═══ DATASET RECORDS ═══

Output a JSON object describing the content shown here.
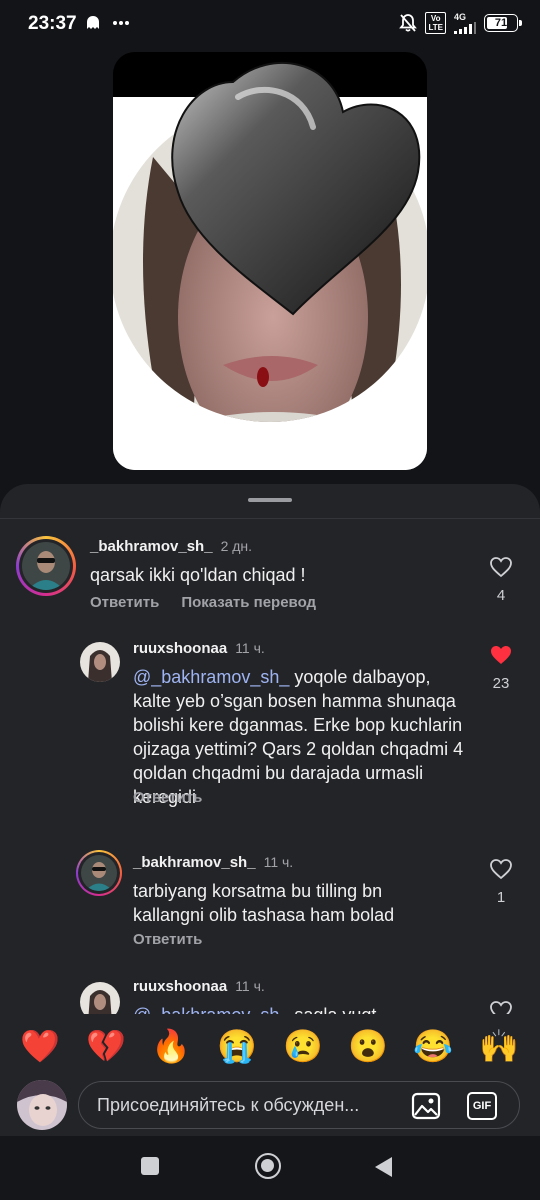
{
  "status_bar": {
    "time": "23:37",
    "volte": "Vo\nLTE",
    "network": "4G",
    "battery": "71",
    "battery_level": 0.71
  },
  "comments": [
    {
      "username": "_bakhramov_sh_",
      "time": "2 дн.",
      "text": "qarsak ikki qo'ldan chiqad !",
      "reply_label": "Ответить",
      "translate_label": "Показать перевод",
      "likes": "4",
      "liked": false
    },
    {
      "username": "ruuxshoonaa",
      "time": "11 ч.",
      "mention": "@_bakhramov_sh_",
      "text": "yoqole dalbayop, kalte yeb o’sgan bosen hamma shunaqa bolishi kere dganmas. Erke bop kuchlarin ojizaga yettimi? Qars 2 qoldan chqadmi 4 qoldan chqadmi bu darajada urmasli keregidi",
      "reply_label": "Ответить",
      "likes": "23",
      "liked": true
    },
    {
      "username": "_bakhramov_sh_",
      "time": "11 ч.",
      "text": "tarbiyang korsatma bu tilling bn kallangni olib tashasa ham bolad",
      "reply_label": "Ответить",
      "likes": "1",
      "liked": false
    },
    {
      "username": "ruuxshoonaa",
      "time": "11 ч.",
      "mention": "@_bakhramov_sh_",
      "text": "sagla yuqt"
    }
  ],
  "emoji_bar": [
    "❤️",
    "💔",
    "🔥",
    "😭",
    "😢",
    "😮",
    "😂",
    "🙌"
  ],
  "composer": {
    "placeholder": "Присоединяйтесь к обсужден...",
    "gif_label": "GIF"
  },
  "colors": {
    "sheet_bg": "#232428",
    "accent_like": "#ff3040",
    "mention": "#9fb4f2"
  }
}
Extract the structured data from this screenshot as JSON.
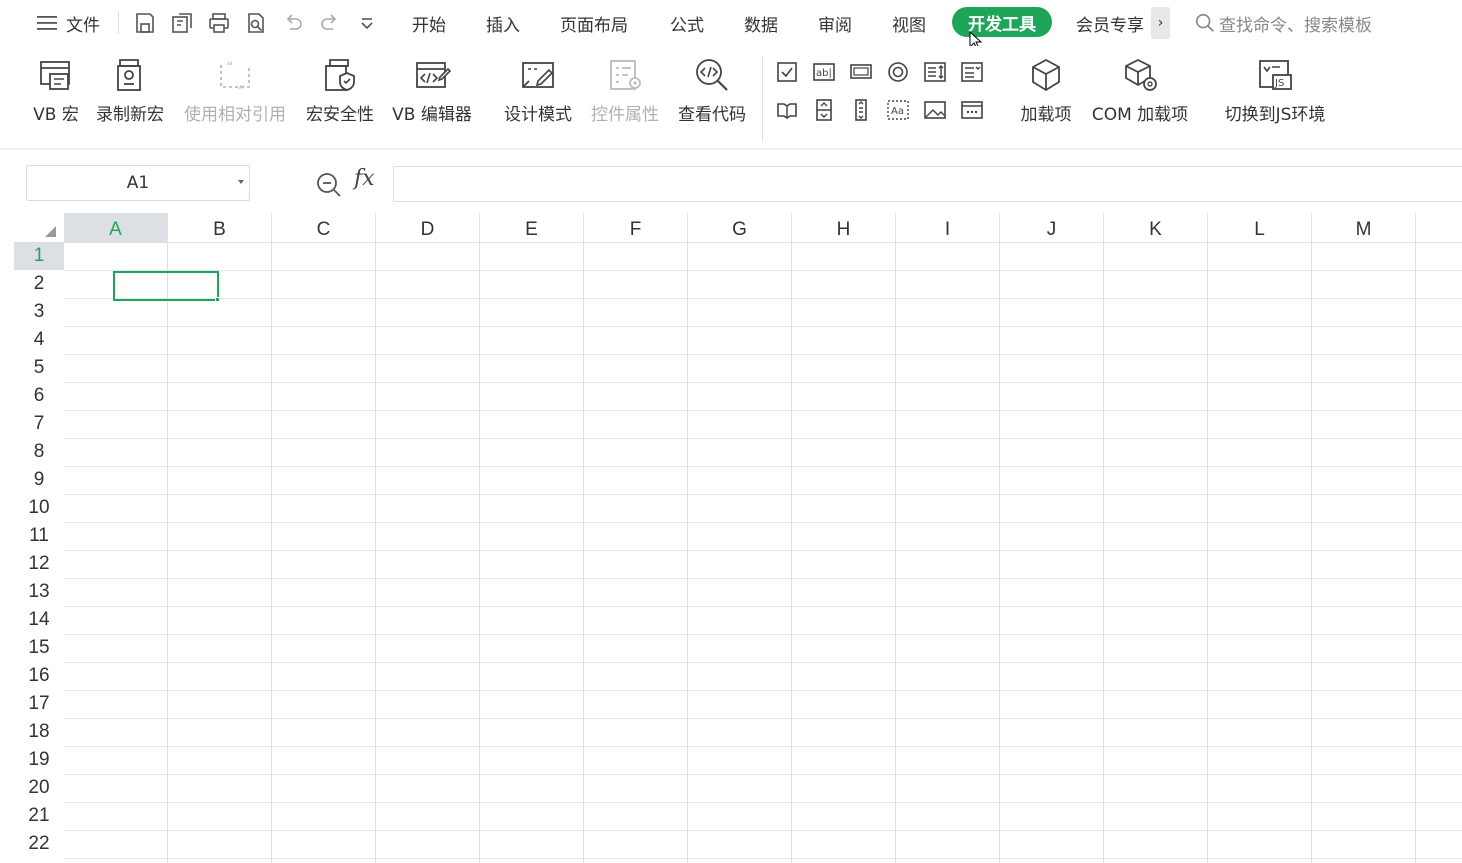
{
  "menubar": {
    "file_label": "文件",
    "tabs": [
      "开始",
      "插入",
      "页面布局",
      "公式",
      "数据",
      "审阅",
      "视图"
    ],
    "active_tab": "开发工具",
    "member_tab": "会员专享",
    "more_glyph": "›",
    "search_placeholder": "查找命令、搜索模板",
    "accent_color": "#1fa55a"
  },
  "ribbon": {
    "buttons": {
      "vb_macro": "VB 宏",
      "record_macro": "录制新宏",
      "relative_ref": "使用相对引用",
      "macro_security": "宏安全性",
      "vb_editor": "VB 编辑器",
      "design_mode": "设计模式",
      "control_props": "控件属性",
      "view_code": "查看代码",
      "addins": "加载项",
      "com_addins": "COM 加载项",
      "switch_js": "切换到JS环境"
    },
    "controls_row1": [
      "checkbox-icon",
      "textbox-icon",
      "command-button-icon",
      "option-button-icon",
      "listbox-icon",
      "combobox-icon"
    ],
    "controls_row2": [
      "toggle-button-icon",
      "spin-button-icon",
      "scrollbar-icon",
      "label-icon",
      "image-icon",
      "more-controls-icon"
    ]
  },
  "formula": {
    "name_box": "A1",
    "fx_label": "fx",
    "formula_value": ""
  },
  "grid": {
    "columns": [
      "A",
      "B",
      "C",
      "D",
      "E",
      "F",
      "G",
      "H",
      "I",
      "J",
      "K",
      "L",
      "M"
    ],
    "rows": [
      "1",
      "2",
      "3",
      "4",
      "5",
      "6",
      "7",
      "8",
      "9",
      "10",
      "11",
      "12",
      "13",
      "14",
      "15",
      "16",
      "17",
      "18",
      "19",
      "20",
      "21",
      "22"
    ],
    "selected_column": "A",
    "selected_row": "1"
  }
}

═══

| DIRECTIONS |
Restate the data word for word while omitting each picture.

| OUTPUT OF THE TASK |
Output a JSON object describing the content shown here.
{
  "status_bar": {
    "time": "23:37",
    "volte": "Vo\nLTE",
    "network": "4G",
    "battery": "71",
    "battery_level": 0.71
  },
  "comments": [
    {
      "username": "_bakhramov_sh_",
      "time": "2 дн.",
      "text": "qarsak ikki qo'ldan chiqad !",
      "reply_label": "Ответить",
      "translate_label": "Показать перевод",
      "likes": "4",
      "liked": false
    },
    {
      "username": "ruuxshoonaa",
      "time": "11 ч.",
      "mention": "@_bakhramov_sh_",
      "text": "yoqole dalbayop, kalte yeb o’sgan bosen hamma shunaqa bolishi kere dganmas. Erke bop kuchlarin ojizaga yettimi? Qars 2 qoldan chqadmi 4 qoldan chqadmi bu darajada urmasli keregidi",
      "reply_label": "Ответить",
      "likes": "23",
      "liked": true
    },
    {
      "username": "_bakhramov_sh_",
      "time": "11 ч.",
      "text": "tarbiyang korsatma bu tilling bn kallangni olib tashasa ham bolad",
      "reply_label": "Ответить",
      "likes": "1",
      "liked": false
    },
    {
      "username": "ruuxshoonaa",
      "time": "11 ч.",
      "mention": "@_bakhramov_sh_",
      "text": "sagla yuqt"
    }
  ],
  "emoji_bar": [
    "❤️",
    "💔",
    "🔥",
    "😭",
    "😢",
    "😮",
    "😂",
    "🙌"
  ],
  "composer": {
    "placeholder": "Присоединяйтесь к обсужден...",
    "gif_label": "GIF"
  },
  "colors": {
    "sheet_bg": "#232428",
    "accent_like": "#ff3040",
    "mention": "#9fb4f2"
  }
}
Extract the structured data from this screenshot as JSON.
{
  "menubar": {
    "file_label": "文件",
    "tabs": [
      "开始",
      "插入",
      "页面布局",
      "公式",
      "数据",
      "审阅",
      "视图"
    ],
    "active_tab": "开发工具",
    "member_tab": "会员专享",
    "more_glyph": "›",
    "search_placeholder": "查找命令、搜索模板",
    "accent_color": "#1fa55a"
  },
  "ribbon": {
    "buttons": {
      "vb_macro": "VB 宏",
      "record_macro": "录制新宏",
      "relative_ref": "使用相对引用",
      "macro_security": "宏安全性",
      "vb_editor": "VB 编辑器",
      "design_mode": "设计模式",
      "control_props": "控件属性",
      "view_code": "查看代码",
      "addins": "加载项",
      "com_addins": "COM 加载项",
      "switch_js": "切换到JS环境"
    },
    "controls_row1": [
      "checkbox-icon",
      "textbox-icon",
      "command-button-icon",
      "option-button-icon",
      "listbox-icon",
      "combobox-icon"
    ],
    "controls_row2": [
      "toggle-button-icon",
      "spin-button-icon",
      "scrollbar-icon",
      "label-icon",
      "image-icon",
      "more-controls-icon"
    ]
  },
  "formula": {
    "name_box": "A1",
    "fx_label": "fx",
    "formula_value": ""
  },
  "grid": {
    "columns": [
      "A",
      "B",
      "C",
      "D",
      "E",
      "F",
      "G",
      "H",
      "I",
      "J",
      "K",
      "L",
      "M"
    ],
    "rows": [
      "1",
      "2",
      "3",
      "4",
      "5",
      "6",
      "7",
      "8",
      "9",
      "10",
      "11",
      "12",
      "13",
      "14",
      "15",
      "16",
      "17",
      "18",
      "19",
      "20",
      "21",
      "22"
    ],
    "selected_column": "A",
    "selected_row": "1"
  }
}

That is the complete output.